You don’t have to take my word for it. QE doesn’t work and it never has. That’s not just my assessment, pull out any chart of interest rates for wherever gets the misfortune of having been wasted with one of these LSAP’s. If none handy, then just read what officials and central bankers write about their own programs (or those of their close and affectionate counterparts).

After nearly a decade of Abenomics in Japan, the latest Japanese Prime Minister Fumio Kishida is publicly expressing his desire to move on from it. Run away at all speed. Of its purported three arrows, the Bank of Japan’s QQE was by far its biggest – in theory. So much “money printing”, even Paul Krugman had been impressed.

In practice, it always ends up with something different. Kishida is only somewhat guarded in his criticism, unusual for Japanese politicians particularly from the same party (Abe resigned a year ago for “health reasons”). Speaking with the Financial Times just last week, the new leader wants little to do with QQE and the rest, because it worked out well?


Japan’s new prime minister has pledged to move the country away from neoliberalism as he lambasted his own party’s failure to deliver broad-based growth under the Abenomics programme that defined the economy for almost a decade…Kishida stressed his new economic approach — involving tax incentives for companies to raise wages and pay increases for nurses and care workers — would attempt to reverse the failures of the “trickle-down” theories and market-led reforms that have guided Japanese policymaking from the mid-2000s.

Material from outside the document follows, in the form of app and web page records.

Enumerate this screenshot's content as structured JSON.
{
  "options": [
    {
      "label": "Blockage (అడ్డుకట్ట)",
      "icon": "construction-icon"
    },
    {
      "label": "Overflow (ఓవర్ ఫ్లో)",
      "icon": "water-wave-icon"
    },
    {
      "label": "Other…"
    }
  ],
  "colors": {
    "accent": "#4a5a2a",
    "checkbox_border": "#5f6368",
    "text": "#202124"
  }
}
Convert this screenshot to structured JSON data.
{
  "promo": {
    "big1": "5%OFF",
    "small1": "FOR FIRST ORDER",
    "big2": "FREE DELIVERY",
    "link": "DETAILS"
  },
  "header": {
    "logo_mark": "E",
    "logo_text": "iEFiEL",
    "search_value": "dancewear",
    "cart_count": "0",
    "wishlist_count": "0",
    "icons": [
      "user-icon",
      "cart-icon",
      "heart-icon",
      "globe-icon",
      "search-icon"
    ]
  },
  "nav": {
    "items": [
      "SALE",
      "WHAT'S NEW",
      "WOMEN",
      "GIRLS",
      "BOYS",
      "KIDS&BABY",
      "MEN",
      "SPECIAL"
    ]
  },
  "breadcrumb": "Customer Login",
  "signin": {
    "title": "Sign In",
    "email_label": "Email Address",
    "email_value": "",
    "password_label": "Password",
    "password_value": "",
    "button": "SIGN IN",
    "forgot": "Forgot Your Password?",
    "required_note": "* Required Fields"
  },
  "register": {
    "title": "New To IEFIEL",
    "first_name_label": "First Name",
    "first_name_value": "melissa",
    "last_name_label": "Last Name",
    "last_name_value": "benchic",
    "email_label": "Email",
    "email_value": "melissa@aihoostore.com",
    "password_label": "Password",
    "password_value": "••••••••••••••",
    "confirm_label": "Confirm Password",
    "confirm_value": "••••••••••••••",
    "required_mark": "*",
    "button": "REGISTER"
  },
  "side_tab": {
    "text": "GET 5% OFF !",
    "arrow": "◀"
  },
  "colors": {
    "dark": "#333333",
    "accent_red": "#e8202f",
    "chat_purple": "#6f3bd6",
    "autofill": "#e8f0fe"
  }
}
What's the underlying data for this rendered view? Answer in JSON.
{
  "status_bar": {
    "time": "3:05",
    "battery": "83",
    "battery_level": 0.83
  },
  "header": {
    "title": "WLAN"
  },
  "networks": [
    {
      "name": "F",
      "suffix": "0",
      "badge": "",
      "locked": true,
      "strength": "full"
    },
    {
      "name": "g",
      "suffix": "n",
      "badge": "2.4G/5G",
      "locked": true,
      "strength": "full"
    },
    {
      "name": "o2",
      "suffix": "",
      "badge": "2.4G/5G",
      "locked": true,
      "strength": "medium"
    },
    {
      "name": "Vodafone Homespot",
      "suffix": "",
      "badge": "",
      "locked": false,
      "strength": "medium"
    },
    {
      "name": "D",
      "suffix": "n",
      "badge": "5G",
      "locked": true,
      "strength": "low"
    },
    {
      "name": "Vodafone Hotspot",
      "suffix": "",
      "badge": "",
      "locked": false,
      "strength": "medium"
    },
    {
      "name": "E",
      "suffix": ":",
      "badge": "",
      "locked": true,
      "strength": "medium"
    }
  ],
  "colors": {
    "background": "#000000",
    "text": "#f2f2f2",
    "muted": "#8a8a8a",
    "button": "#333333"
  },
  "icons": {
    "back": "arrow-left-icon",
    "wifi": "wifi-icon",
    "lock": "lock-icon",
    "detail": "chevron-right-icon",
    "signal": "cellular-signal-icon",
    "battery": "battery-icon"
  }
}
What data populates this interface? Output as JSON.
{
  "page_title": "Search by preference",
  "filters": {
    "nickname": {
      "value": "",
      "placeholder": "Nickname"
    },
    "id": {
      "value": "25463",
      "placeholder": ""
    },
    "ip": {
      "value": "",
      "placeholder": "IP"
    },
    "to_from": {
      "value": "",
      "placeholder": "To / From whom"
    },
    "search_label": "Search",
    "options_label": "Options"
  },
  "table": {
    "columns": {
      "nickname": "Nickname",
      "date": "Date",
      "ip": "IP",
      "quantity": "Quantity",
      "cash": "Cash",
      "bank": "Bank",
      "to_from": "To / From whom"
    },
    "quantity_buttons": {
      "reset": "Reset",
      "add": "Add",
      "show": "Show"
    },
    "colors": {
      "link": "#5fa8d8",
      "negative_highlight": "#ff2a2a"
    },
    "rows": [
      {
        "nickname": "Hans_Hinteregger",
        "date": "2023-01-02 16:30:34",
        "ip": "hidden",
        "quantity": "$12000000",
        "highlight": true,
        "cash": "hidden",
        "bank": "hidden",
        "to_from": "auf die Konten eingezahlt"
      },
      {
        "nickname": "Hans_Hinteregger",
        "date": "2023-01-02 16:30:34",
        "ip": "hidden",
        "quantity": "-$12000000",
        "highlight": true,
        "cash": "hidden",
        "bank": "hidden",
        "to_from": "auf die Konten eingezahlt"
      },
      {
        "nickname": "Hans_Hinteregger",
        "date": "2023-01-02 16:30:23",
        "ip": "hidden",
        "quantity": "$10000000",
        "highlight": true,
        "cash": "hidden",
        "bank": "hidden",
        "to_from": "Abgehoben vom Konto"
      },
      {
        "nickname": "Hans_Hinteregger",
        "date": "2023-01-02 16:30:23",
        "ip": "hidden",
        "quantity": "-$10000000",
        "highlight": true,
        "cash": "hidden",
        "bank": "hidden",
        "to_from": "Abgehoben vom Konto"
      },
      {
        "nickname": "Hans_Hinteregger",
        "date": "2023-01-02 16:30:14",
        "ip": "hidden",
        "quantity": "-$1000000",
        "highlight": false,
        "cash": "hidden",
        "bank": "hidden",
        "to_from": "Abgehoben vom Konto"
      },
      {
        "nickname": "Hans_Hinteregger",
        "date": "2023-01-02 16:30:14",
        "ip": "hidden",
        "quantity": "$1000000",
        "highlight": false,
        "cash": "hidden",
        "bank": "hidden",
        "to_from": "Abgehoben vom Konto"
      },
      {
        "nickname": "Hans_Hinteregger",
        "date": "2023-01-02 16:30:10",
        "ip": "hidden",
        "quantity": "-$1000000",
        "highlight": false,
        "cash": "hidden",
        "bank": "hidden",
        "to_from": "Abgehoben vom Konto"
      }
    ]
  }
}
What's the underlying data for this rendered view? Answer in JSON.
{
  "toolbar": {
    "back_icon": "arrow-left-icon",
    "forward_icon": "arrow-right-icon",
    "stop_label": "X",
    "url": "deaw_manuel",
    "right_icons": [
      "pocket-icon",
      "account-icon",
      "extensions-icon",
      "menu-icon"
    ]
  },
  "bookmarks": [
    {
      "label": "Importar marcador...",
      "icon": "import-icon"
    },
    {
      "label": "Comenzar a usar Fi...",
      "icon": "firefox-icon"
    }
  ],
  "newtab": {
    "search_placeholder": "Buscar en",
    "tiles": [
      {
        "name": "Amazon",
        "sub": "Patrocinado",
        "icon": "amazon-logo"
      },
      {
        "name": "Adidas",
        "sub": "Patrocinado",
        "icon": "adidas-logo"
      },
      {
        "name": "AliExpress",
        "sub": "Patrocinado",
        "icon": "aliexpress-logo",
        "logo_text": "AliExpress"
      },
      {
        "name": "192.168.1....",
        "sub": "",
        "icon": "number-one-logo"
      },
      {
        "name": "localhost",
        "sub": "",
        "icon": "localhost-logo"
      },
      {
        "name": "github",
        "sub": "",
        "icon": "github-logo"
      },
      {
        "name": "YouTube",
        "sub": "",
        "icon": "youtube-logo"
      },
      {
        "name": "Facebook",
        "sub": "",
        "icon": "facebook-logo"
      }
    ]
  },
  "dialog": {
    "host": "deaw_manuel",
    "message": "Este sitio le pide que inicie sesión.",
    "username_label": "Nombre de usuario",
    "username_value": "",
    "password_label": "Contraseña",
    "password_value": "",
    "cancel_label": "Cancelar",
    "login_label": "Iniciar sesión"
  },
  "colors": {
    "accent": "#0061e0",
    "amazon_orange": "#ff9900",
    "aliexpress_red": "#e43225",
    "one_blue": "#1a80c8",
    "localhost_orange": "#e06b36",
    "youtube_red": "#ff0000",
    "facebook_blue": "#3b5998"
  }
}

Kishida claims QQE and Abenomics achieved something for the real economy, though not much “trickled down” beyond certainly stocks moving up, leaving the vast majority with questions. Where’s the full recovery inflation, he didn’t need to ask.

QE is thought to work in a combination of the three ways money would influence if money was to be introduced: portfolio rebalancing, lowering interest rates, and emotional manipulation. The first, rebalancing, refers to buying bonds or other assets from banks forcing them to replace what was purchased by the central bank with other risky activities, in particular lending.

Nope. Japan is the perfect, absolutely perfect example of how this channel consistently fails (though US and European banks are no slouches when destroying the rebalancing theory, either).

How about interest rates? Nothing here, either. Again, just pull out a rate chart in any jurisdiction where QE bond buying is active and then not. More often than not, yields behave in the opposite way from how they “should.”

The market, not QE, always sets rates no matter how many bonds are purchased by the central bank for however long. Low interest rates don’t even mean what the theory proposes (interest rate fallacy).

Sentiment? Nothing here, either. A recent screed written up at the Federal Reserve Bank of New York, flagged expertly by Emil Kalinowski, simply categorizes and attempts to compartmentalize what we already know.

Most notably, we find that the view that large-scale purchases of sovereign debt cause unmanageable inflationary pressures is not supported by the experiences of foreign advanced economies. As a matter of fact, despite the extent and duration of the quantitative easing programs in those economies, central banks faced challenges in achieving their inflation objectives.

Translation: don’t worry about 1970’s style Great Inflation beginning 2022, whenever central banks do QE no matter how big or how long these things can barely if ever achieve even small levels of inflation.

The data and evidence overwhelming, central bankers themselves and now politicians having to concede on all three grounds.

Where I can help is in deconstructing how and why QE fails. It begins with a fatal conceit (same FRBNY post):

Specifically, does rapid central bank money creation resulting from large-scale purchases of government securities fuel inflationary spending by households and firms?

There’s a single word buried in that question which just doesn’t belong.

Friedman said and history proves it over and over: inflation is always and everywhere a monetary phenomenon. QE doesn’t ever lead to inflation (or much by way of growth), it can’t even achieve tangible action through even a single of its channels, therefore…

We can safely eliminate central bank “money printing” from the “inflation” of 2021, and you don’t have to take my word for it. Expect these types of refutations to increase in number and noise (it only took twenty years).

This can only mean consumer prices this year have been affected by non-inflation factors, such as these. And if it is non-economic, non-monetary, it isn’t inflation therefore it can’t continue nor spiral into some Great Inflation 2.0 or, for some, Weimar 2.0 and the long-predicted dollar wipeout.

On the contrary, the world’s real money is – right now – being unusually unambiguous about something else entirely.